100,000+ KRNL = Legendary
But most of all, the density of a Memento determines its power to boost your KRNL harvests. We’ve talked about harvest-boosting before. In short, Members can showcase four Mementos in their profile. Various configurations will increase the amount they earn from attending events. In general, the higher the Memento density, the higher the boost. Memento boosting counter-balances the cost to restore them.
In addition to the amount of KRNL a host puts into a set of Mementos, they must also pay a crafting fee. That fee is based on the Mementos' density and the number of editions in a set. The lower the number of Mementos, the higher the crafting fee.

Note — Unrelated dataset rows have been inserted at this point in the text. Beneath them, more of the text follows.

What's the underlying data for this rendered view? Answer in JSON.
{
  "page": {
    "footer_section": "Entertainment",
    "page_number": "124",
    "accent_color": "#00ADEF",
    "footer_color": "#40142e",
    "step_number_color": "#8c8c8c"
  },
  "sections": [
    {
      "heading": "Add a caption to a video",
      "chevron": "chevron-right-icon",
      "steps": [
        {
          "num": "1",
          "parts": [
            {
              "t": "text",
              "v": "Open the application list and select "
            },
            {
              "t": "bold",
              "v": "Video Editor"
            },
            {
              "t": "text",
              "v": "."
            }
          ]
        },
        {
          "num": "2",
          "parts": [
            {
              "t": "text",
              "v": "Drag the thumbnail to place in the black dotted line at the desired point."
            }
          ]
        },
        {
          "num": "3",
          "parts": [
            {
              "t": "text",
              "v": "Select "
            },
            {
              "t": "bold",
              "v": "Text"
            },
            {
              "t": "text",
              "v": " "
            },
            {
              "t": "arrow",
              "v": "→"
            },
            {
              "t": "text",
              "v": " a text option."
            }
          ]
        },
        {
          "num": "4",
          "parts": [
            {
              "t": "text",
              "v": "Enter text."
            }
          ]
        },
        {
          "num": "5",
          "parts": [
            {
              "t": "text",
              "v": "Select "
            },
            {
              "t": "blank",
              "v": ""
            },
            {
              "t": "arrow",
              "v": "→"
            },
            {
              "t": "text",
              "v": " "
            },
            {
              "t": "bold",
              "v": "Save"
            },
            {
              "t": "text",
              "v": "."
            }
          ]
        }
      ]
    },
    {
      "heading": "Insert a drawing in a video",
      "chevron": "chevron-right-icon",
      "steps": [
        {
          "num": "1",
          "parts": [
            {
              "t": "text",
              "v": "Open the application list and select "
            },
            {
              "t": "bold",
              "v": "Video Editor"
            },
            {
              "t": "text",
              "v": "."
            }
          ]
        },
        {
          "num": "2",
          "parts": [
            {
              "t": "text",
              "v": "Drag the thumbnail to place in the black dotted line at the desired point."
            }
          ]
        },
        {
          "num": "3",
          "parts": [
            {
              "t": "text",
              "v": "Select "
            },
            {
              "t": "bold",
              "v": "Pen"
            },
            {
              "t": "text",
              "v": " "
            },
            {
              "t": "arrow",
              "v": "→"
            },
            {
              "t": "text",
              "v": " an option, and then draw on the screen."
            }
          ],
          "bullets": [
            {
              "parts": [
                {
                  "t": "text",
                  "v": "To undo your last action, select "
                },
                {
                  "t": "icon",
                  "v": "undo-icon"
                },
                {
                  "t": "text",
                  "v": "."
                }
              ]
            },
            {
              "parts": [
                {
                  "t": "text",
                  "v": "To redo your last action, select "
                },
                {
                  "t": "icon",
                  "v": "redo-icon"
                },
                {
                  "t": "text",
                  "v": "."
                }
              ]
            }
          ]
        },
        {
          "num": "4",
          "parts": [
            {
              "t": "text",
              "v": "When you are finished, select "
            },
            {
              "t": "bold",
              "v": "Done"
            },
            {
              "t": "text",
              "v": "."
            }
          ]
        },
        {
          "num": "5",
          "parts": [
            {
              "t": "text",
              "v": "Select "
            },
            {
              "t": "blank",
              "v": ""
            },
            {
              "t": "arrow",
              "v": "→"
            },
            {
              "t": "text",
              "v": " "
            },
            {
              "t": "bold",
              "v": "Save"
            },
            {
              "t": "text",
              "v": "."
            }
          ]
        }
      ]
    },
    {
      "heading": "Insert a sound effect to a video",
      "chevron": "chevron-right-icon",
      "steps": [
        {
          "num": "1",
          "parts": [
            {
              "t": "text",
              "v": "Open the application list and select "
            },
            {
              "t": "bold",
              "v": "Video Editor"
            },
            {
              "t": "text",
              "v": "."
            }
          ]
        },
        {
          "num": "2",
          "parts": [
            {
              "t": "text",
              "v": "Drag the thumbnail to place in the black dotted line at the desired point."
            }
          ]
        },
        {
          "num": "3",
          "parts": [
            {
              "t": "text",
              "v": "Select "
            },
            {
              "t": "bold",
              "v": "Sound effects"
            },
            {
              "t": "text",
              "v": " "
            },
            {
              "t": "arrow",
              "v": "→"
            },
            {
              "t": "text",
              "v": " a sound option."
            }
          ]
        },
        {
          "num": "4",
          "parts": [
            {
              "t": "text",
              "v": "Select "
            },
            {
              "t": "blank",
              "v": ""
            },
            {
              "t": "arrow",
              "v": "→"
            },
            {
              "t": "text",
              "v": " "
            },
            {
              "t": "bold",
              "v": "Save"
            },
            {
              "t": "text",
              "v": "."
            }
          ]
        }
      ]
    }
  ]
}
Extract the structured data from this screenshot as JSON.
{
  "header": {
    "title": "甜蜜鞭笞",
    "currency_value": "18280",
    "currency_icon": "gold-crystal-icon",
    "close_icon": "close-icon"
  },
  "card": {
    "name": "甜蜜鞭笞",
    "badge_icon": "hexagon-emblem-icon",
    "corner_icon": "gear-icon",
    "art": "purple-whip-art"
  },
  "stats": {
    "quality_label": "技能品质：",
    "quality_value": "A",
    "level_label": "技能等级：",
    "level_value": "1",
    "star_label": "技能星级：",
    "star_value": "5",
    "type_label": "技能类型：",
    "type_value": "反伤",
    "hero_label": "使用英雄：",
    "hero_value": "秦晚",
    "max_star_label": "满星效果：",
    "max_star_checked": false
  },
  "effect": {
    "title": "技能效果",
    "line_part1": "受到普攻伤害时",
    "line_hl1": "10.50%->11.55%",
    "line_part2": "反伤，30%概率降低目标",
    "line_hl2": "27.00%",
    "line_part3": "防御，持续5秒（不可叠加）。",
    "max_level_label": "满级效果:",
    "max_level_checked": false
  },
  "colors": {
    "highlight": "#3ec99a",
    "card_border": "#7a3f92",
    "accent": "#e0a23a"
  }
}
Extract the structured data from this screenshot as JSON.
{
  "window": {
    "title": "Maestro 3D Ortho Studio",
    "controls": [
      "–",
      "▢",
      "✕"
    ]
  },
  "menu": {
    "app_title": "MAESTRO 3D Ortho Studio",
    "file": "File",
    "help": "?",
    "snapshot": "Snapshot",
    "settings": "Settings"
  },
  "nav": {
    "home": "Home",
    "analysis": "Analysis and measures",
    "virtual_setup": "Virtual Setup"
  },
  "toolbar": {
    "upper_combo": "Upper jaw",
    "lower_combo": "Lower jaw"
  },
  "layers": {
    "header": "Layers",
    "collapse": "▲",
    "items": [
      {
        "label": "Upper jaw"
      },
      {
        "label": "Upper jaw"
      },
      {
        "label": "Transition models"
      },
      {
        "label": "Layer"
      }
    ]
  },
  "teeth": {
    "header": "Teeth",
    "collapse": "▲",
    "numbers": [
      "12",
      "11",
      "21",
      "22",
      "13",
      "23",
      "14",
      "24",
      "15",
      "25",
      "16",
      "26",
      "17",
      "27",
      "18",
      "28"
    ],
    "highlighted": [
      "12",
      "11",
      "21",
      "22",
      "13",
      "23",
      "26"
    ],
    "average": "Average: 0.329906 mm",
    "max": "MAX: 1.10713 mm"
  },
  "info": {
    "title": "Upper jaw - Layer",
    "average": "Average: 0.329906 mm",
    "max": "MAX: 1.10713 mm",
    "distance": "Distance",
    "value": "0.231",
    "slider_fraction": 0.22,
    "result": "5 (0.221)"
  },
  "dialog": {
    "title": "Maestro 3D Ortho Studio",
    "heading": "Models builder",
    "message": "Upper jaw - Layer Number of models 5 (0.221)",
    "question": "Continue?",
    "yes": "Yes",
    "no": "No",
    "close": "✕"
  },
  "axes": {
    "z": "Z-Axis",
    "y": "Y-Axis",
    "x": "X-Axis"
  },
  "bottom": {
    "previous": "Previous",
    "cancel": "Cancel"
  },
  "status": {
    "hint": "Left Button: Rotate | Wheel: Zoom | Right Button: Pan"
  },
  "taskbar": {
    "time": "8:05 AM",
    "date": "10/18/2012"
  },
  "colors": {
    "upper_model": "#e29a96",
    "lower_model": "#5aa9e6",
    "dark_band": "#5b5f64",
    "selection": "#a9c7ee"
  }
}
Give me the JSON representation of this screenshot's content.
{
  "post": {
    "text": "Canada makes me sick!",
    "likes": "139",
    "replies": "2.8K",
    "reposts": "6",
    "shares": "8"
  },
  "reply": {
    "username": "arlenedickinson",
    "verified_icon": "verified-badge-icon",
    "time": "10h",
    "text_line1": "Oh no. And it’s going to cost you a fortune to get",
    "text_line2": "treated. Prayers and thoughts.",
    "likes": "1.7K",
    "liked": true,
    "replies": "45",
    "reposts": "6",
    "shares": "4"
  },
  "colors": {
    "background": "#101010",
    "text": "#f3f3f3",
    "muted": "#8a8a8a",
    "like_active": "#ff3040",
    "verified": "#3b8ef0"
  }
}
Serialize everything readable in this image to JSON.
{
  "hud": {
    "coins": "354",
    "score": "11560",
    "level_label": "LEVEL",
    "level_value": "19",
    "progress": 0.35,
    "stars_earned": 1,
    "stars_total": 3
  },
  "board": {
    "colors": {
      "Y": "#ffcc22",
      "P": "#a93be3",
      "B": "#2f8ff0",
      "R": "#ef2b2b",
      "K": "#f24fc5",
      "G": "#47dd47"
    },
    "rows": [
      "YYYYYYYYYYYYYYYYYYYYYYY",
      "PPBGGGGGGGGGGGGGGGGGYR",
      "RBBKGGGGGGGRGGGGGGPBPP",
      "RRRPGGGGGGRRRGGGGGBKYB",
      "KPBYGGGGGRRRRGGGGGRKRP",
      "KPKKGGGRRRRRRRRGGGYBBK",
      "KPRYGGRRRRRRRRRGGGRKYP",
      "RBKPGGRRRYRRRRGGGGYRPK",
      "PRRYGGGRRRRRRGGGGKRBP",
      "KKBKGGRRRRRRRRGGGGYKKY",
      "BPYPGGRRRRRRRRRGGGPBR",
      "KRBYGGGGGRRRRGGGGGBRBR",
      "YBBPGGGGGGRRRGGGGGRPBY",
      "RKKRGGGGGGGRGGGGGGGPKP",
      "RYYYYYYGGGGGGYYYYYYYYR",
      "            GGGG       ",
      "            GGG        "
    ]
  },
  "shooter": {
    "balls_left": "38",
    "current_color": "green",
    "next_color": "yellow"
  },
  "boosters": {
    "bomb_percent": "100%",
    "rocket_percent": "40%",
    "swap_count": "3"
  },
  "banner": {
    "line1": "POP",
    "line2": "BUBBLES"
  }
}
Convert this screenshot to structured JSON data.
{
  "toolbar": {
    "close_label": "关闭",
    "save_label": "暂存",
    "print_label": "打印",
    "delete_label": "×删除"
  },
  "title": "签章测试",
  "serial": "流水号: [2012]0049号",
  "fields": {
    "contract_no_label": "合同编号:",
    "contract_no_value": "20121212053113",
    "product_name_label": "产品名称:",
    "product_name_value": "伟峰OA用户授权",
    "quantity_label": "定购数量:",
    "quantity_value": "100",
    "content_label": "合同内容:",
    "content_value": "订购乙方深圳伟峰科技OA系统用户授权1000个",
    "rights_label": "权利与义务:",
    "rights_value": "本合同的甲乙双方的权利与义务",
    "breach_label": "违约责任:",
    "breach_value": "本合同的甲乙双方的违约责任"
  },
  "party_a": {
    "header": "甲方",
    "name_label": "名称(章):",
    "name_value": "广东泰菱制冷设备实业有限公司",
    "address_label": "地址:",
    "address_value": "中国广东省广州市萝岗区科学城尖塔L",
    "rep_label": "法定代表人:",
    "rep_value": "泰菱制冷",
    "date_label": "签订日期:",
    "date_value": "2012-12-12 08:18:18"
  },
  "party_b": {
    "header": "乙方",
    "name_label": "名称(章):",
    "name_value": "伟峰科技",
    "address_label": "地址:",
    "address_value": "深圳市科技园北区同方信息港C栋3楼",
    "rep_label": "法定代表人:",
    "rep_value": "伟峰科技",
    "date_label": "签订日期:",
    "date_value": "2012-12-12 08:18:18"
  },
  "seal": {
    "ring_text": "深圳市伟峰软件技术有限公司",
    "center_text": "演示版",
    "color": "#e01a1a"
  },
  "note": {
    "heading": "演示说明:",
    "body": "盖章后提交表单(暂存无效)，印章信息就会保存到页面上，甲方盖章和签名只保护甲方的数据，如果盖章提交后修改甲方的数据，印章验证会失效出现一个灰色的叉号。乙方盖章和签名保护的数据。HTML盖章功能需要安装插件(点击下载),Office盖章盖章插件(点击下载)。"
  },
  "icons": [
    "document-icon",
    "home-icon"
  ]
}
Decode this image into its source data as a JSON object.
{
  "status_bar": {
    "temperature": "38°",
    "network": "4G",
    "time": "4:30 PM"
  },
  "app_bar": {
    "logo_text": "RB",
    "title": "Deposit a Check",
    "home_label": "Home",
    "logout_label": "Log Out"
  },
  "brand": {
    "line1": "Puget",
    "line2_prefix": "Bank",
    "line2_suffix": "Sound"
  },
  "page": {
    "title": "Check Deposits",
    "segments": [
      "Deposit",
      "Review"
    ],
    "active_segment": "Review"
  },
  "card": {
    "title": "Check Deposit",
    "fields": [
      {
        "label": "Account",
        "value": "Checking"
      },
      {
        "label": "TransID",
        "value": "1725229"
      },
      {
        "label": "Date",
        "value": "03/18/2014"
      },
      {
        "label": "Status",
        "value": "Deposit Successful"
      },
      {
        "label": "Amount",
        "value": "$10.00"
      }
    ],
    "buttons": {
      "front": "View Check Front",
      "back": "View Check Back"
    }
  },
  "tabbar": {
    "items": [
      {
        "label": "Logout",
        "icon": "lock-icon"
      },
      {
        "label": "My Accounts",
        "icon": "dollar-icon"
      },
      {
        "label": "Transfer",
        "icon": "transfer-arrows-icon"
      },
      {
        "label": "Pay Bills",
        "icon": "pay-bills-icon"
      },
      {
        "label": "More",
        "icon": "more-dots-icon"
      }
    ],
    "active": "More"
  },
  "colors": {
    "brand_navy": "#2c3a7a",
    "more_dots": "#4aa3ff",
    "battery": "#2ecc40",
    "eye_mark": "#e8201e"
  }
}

This fee is meant to add extreme difficulty to low-edition sets, making them even rarer on the system. It also discourages member cliques from using their KRNL balances to build extremely powerful Mementos that give them an unfair boost advantage over others.
A Composable Memento is made up of other Mementos—meaning those who claim it will need to use certain Mementos they have collected from that same host in the past. Doing so will actually meld those mementos into the new one, like a Voltron of Mementos. Those smaller parts will disappear from the Memento catalog, and the new Composable version will have the density of all the Mementos that were used to claim it—along with any additional KRNL added by the host.
To create a Composable Memento, you just need to switch on the feature in the Memento Crafter and designate at least one other Memento you previously crafted as a requirement to claim it. Although to make it “fun” (i.e., challenging), you’ll probably want to choose several. The Crafter will display their total combined density. You will still need to add at least one additional KRNL to craft the set, but this Composable Memento can get most of its density from the ones used to claim it.
For example, you might decide to host an event series of eight episode watches over eight weeks. Each week you drop a Memento to commemorate that particular watch. You don’t spend much—perhaps 200 KRNLs across sets of 10. So these weekly Mementos would have a 20 KRNL density, which isn’t a lot. But on the 8th week, you drop a composable Memento that also has ten editions and also costs 200 across the full set but requires composing the previous seven your attendees collected. The base density of this composable is 20 KRNLs, just like the others, but it also includes their density: 20 x 7 Mementos = 140 KRNL. So the total density of this final Memento is 160 KRNL, which is considerably stronger than the others, slower to degrade, and a better boost.
Composable Mementos are a great way to reward loyal holders of your past, lower-density Mementos, some of which may have been a struggle or expensive to upkeep. They provide a good reason for your collectors to keep polishing your earliest, weakest Mementos. If you show them that you’re an active, playful Member with ideas and plans for your future events, they’re likely to expect a Composable is on the way. Give it to them. A “thank you” for believing in your ideas and creativity.
And that’s it. That’s really all you need to know to build your first Memento. And the Memento Crafter walks you through most of this anyway.
But it doesn’t end there. Once you’ve built a Memento, you’ll need to drop it, and your attendees will want to claim it and use it. Move on to Part 3 of this series for information about the approval process and permissible content creation. In future posts of this series, we’ll talk about how to release your Memento and all the things your collectors can do with it at Remarkist.